*George Chan, Simmons & Simmons (Beijing) Intellectual Property Agency Company Limited (China), will be the moderator and a speaker at “Bringing Your Business Online: The View from China” at INTA’s 2018 Asia-Pacific Conference: Looking Beyond Trademarks, October 11‒12, in Sydney, Australia.
China’s growing affluent middle class is keen on experiencing the quality of food, cosmetics, clothing, and other goods that they often associate with foreign brands. This has made China the fastest growing import market for foreign brands. In fact, in 2017, it was the largest trading partner for both New Zealand and Australia, accounting for 22 percent of exports from New Zealand and 33 percent of exports from Australia.
Therefore, it is not surprising that many foreign brand owners have made China a strategic partner in their international expansion plans. However, instead of adopting a traditional brick-and-mortar approach for entry into the Chinese market, many foreign brand owners have been jumping in by creating an online presence on the country’s various online sales platforms (OSPs). China is home to the world’s largest online retail market, with more than US $499 billion in transactions in 2017.
This strategy appears sound for a brand’s relevance and growth given that Chinese OSPs can offer foreign brands a retail platform without incurring the costs associated with brick-and mortar outlets. More importantly, the rate of online retail sales in China is soundly outpacing the growth of traditional brick-and-mortar sales and chipping away at their market share.
While retail sales of consumer goods in China grew by 10.20 percent year-on-year from 2016 to 2017 (to reach 36.63 trillion yuan (approximately US $5.69 trillion)), online retail sales grew by 32 percent for the same period and now account for almost 20 percent of all retail sales in China (at 7.18 trillion yuan (approximately US $1.12 trillion)). Based on current and previous growth rates, online retail sales are expected to account for more than 26 percent of all retail sales in China by 2020.
To date, there has been almost no commentary on how to create a proper online branding strategy that may serve as a foundation for a brand’s success in China. Conversely, this lack of commentary leaves many brand owners in the dark about the risks associated with the failure to address basic commercial and legal issues related to such a strategy.
At INTA’s 2018 Asia-Pacific Conference: Looking Beyond Trademarks, in Sydney, Australia, in October, the panel session entitled “Bringing Your Business Online: The View from China” will be the first of its kind in discussing the law and commercial realities associated with bringing a foreign brand online in China.
Speakers will explore critical topics that include: Should you set up an online store or use a third-party retailer? What is the impact of an online presence on a business’s trademark filing strategy and protection efforts? How can Daigou channels positively or negatively affect brand reputation and business development?
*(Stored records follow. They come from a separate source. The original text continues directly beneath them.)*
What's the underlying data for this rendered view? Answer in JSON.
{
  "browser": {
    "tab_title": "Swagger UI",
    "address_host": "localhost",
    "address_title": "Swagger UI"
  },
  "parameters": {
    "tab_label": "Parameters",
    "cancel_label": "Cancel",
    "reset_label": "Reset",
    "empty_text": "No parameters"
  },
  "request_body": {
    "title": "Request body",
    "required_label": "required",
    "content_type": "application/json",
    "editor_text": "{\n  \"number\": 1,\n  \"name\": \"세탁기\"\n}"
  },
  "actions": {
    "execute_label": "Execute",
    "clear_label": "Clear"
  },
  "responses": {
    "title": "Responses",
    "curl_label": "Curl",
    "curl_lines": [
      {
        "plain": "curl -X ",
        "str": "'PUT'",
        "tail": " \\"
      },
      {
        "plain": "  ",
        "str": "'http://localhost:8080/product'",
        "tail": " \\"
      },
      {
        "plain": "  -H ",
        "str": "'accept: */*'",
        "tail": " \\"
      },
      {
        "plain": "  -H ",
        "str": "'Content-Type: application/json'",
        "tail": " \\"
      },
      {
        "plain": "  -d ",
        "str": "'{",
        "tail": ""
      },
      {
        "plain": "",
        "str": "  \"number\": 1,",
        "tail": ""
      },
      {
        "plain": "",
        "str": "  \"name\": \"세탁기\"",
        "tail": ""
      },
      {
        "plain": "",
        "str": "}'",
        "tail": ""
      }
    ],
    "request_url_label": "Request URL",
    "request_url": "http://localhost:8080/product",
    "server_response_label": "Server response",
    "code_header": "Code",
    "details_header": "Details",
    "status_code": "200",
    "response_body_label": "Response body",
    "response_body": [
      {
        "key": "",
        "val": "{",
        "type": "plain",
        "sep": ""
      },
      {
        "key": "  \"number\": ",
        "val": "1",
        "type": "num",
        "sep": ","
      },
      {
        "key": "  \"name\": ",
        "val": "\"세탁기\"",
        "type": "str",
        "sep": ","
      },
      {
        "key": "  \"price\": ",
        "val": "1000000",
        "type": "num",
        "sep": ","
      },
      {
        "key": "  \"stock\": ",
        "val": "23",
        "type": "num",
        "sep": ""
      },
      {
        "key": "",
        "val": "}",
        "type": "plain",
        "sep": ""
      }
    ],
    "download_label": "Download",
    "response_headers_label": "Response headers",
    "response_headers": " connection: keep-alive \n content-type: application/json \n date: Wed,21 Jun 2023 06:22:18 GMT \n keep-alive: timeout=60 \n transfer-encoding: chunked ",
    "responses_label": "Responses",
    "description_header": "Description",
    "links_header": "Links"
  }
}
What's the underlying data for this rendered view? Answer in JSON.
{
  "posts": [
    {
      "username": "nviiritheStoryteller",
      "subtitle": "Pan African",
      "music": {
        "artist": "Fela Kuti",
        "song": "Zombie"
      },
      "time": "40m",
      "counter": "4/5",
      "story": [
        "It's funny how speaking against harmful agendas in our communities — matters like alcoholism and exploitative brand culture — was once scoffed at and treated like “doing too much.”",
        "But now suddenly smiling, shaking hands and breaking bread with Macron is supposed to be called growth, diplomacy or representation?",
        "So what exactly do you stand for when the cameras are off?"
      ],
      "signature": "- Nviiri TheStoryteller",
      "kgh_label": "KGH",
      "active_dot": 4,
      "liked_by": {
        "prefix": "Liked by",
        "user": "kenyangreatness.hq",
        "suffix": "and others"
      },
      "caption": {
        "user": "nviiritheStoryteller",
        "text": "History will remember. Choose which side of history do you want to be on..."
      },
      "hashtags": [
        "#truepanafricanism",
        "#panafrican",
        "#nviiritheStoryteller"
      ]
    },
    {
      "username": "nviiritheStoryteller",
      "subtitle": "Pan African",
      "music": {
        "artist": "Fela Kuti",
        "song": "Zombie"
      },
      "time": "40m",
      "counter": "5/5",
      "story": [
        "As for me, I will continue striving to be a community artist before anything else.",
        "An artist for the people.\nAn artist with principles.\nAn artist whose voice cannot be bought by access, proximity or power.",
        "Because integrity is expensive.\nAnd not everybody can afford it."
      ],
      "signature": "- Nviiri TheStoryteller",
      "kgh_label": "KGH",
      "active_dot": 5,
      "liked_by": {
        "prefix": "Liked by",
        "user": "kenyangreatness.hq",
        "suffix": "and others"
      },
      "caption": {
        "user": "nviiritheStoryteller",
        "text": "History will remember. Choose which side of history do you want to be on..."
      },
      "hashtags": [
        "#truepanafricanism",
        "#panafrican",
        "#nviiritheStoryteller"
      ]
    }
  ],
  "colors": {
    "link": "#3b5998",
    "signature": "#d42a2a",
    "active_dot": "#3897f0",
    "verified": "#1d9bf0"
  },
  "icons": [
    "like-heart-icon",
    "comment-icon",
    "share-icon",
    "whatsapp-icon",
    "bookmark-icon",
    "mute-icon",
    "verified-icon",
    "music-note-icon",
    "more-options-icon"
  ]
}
For brand owners, answers to these questions—and others—will offer enormous insight into capitalizing on this online retail trend.